Alice McDermott sets her novels in the places and among the people she knows best, the Irish Catholic families who had put down their roots in Brooklyn, New York, and those who, like her own parents, had moved out to suburban Long Island in the hope of offering their children greater opportunities. As it turned out, while the new environment did give the young more freedom, they lost the sense of stability that they would have had in the tight-knit community in which their parents had been reared.
Indeed, McDermott’s novels are pervaded by the theme of loss. Not only do her young people lose their innocence, but they also do not replace it with the mature faith that had sustained previous generations. Their loneliness drives them into marriage, but they soon find that they still feel as isolated as they had before. With the births of their children comes new hope: Surely family life will prove to be the antidote to loneliness. The harmonious existence of which they had dreamed turns out to be another illusion, however. The children squabble with each other and rebel against their parents. Eventually they desert their parents, who, despite all that they have shared, are still strangers to each other and thus quite alone.
McDermott’s novels are not essentially pessimistic, however. If loss is a fact of life, so also is the power of the imagination to transcend grim reality. This gift is reflected in the flights of fancy in which many of her characters indulge. It is also evident in McDermott’s use of language. Her lyrical style transforms the ordinary into the extraordinary, a beach or a backyard into a place of great beauty and magical possibilities. The hope McDermott offers her characters and her readers, however, is based on more than aesthetics. Her vision of human existence is in keeping with her Catholic faith: Although we are fallen creatures living in a fallen world, we can obtain redemption through divine grace.
That Night is the story of two teenage lovers who are separated by fate and circumstances. It is set in the early 1960’s in a Long Island suburb. The narrator, now a grown woman, was a ten-year-old girl when the events took place that would change her community forever. Before that summer night, everyone felt secure. Each morning the men went off to work, and at the day’s end they came home; meanwhile, their wives stayed home and kept house, periodically gathering to gossip a bit. Their children had the run of the neighborhood.

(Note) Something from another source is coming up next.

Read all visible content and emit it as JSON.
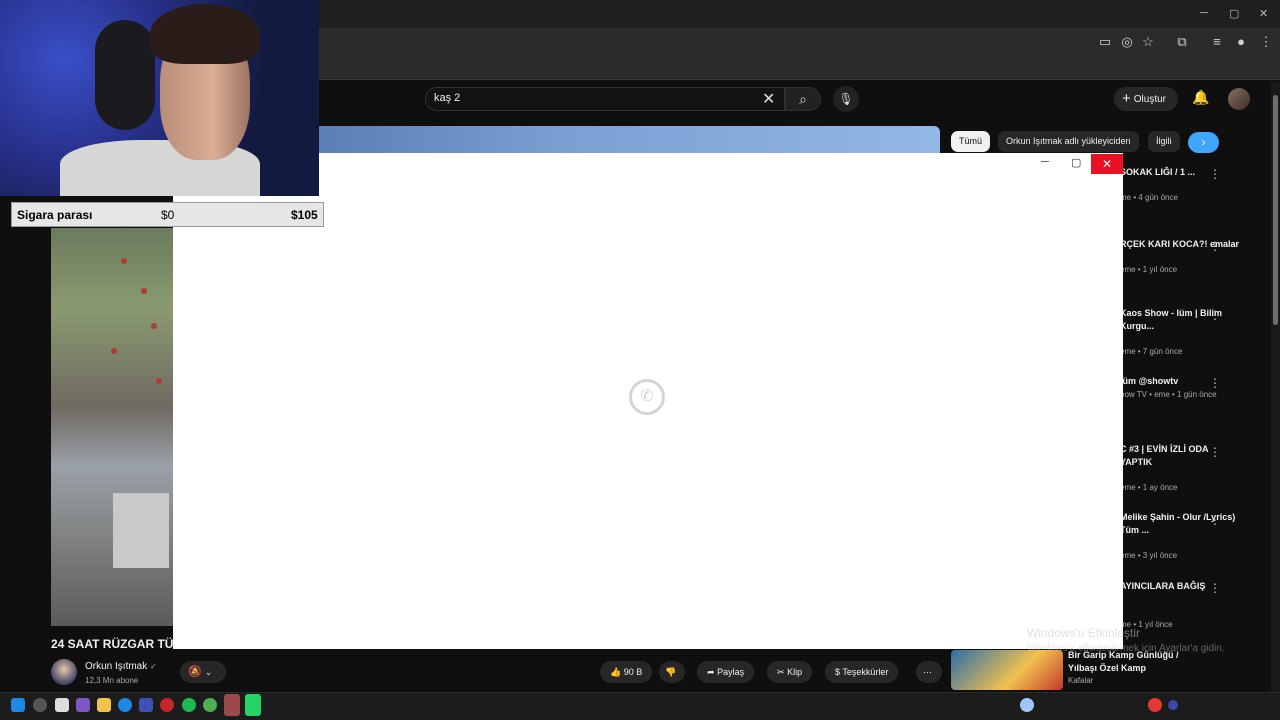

Sheryl, who is the Juliet of the novel, differs from the other sixteen-year-old girls in the neighborhood in two ways: She was the first of them to reach puberty, and she was the first to lose a parent. Everyone remembers how shattered she was when her father died. Otherwise, Sheryl is rather ordinary. She is not especially pretty, nor does she look any different from other girls her age, or at least from those who associate with the hot-rodding toughs at the local high school. Sheryl’s boyfriend, Rick, is one of them. The neighbors agree that if her father had been alive, Sheryl would never have been permitted to date someone with Rick’s bad reputation and abysmal prospects.

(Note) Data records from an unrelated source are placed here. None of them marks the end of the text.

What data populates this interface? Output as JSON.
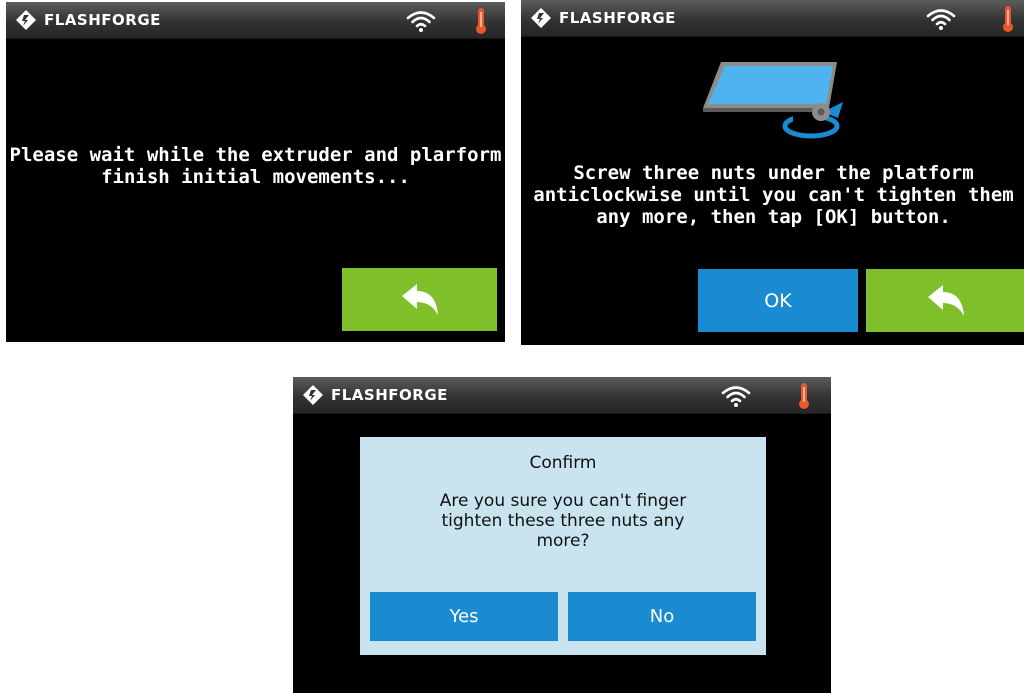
{
  "brand": "FLASHFORGE",
  "colors": {
    "status_bar": "#333333",
    "back_button": "#7ebf2a",
    "primary_button": "#1b8bd1",
    "dialog_bg": "#c9e3ef",
    "thermometer": "#e8582a"
  },
  "icons": [
    "flashforge-logo-icon",
    "wifi-icon",
    "thermometer-icon",
    "back-arrow-icon",
    "platform-adjust-icon"
  ],
  "screen1": {
    "message": "Please wait while the extruder and plarform\nfinish initial movements..."
  },
  "screen2": {
    "message": "Screw three nuts under the platform\nanticlockwise until you can't tighten them\nany more, then tap [OK] button.",
    "ok_label": "OK"
  },
  "screen3": {
    "dialog_title": "Confirm",
    "dialog_message": "Are you sure you can't finger\ntighten these three nuts any\nmore?",
    "yes_label": "Yes",
    "no_label": "No"
  }
}
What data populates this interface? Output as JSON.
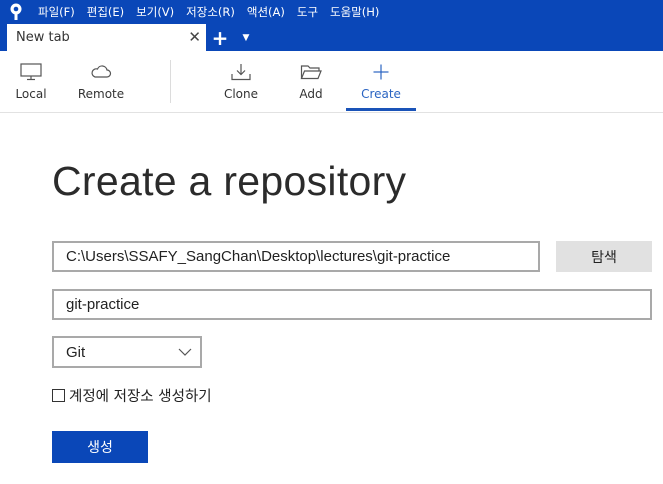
{
  "menu": {
    "items": [
      "파일(F)",
      "편집(E)",
      "보기(V)",
      "저장소(R)",
      "액션(A)",
      "도구",
      "도움말(H)"
    ]
  },
  "tabs": {
    "active_title": "New tab",
    "close_glyph": "✕",
    "add_glyph": "+",
    "dropdown_glyph": "▼"
  },
  "toolbar": {
    "local": "Local",
    "remote": "Remote",
    "clone": "Clone",
    "add": "Add",
    "create": "Create",
    "active": "Create"
  },
  "form": {
    "title": "Create a repository",
    "path_value": "C:\\Users\\SSAFY_SangChan\\Desktop\\lectures\\git-practice",
    "browse_label": "탐색",
    "name_value": "git-practice",
    "vcs_selected": "Git",
    "account_checkbox_label": "계정에 저장소 생성하기",
    "account_checkbox_checked": false,
    "create_label": "생성"
  },
  "colors": {
    "brand_blue": "#0a47b8",
    "active_accent": "#2a64c2",
    "field_border": "#a9a9a9",
    "secondary_button": "#e1e1e1"
  }
}
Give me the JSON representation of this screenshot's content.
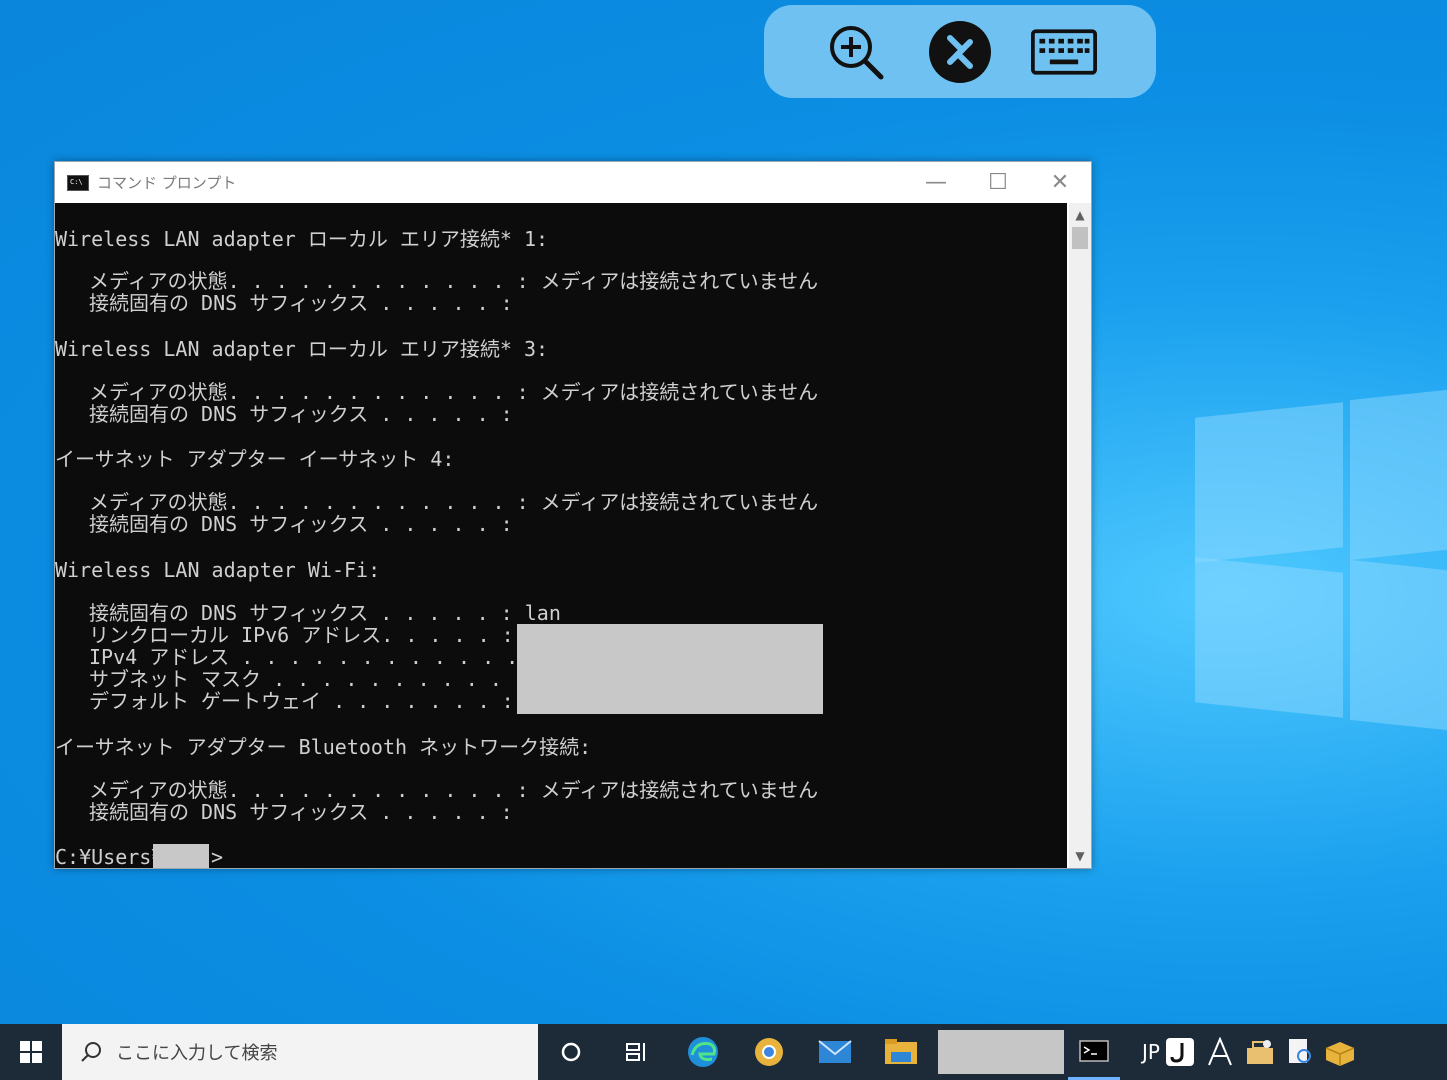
{
  "window": {
    "title": "コマンド プロンプト",
    "minimize": "—",
    "maximize": "☐",
    "close": "✕"
  },
  "console": {
    "lines": [
      "Wireless LAN adapter ローカル エリア接続* 1:",
      "メディアの状態. . . . . . . . . . . . : メディアは接続されていません",
      "接続固有の DNS サフィックス . . . . . :",
      "Wireless LAN adapter ローカル エリア接続* 3:",
      "メディアの状態. . . . . . . . . . . . : メディアは接続されていません",
      "接続固有の DNS サフィックス . . . . . :",
      "イーサネット アダプター イーサネット 4:",
      "メディアの状態. . . . . . . . . . . . : メディアは接続されていません",
      "接続固有の DNS サフィックス . . . . . :",
      "Wireless LAN adapter Wi-Fi:",
      "接続固有の DNS サフィックス . . . . . : lan",
      "リンクローカル IPv6 アドレス. . . . . :",
      "IPv4 アドレス . . . . . . . . . . . . :",
      "サブネット マスク . . . . . . . . . . :",
      "デフォルト ゲートウェイ . . . . . . . :",
      "イーサネット アダプター Bluetooth ネットワーク接続:",
      "メディアの状態. . . . . . . . . . . . : メディアは接続されていません",
      "接続固有の DNS サフィックス . . . . . :",
      "C:¥Users¥",
      ">"
    ]
  },
  "taskbar": {
    "search_placeholder": "ここに入力して検索",
    "language": "JP"
  },
  "toolbar": {
    "icons": [
      "zoom-in-icon",
      "remote-desktop-icon",
      "keyboard-icon"
    ]
  },
  "colors": {
    "desktop": "#0b8ee3",
    "console_bg": "#0c0c0c",
    "console_text": "#cfcfcf",
    "taskbar": "#1d2b38",
    "toolbar": "#6ec1f0"
  }
}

In the first chapter of the novel, the narrator describes the events that led up to a confrontation between Rick’s friends and the neighborhood fathers. After days of trying to reach Sheryl by telephone, Rick has led his friends to her house. The neighborhood watches while he stands on the front lawn, bellowing her name; they see him push her mother down when she insists that Sheryl is no longer there; and when the other boys drive their cars onto the lawn and emerge from them carrying chains, the neighborhood men seize snow shovels and baseball bats and rush into battle. Soon the police arrive, and the boys flee. No one is seriously injured. The safe little neighborhood has been threatened by violent outsiders, however; those who live there will never again have the same sense of security.
(The entire section is 1,646 words.)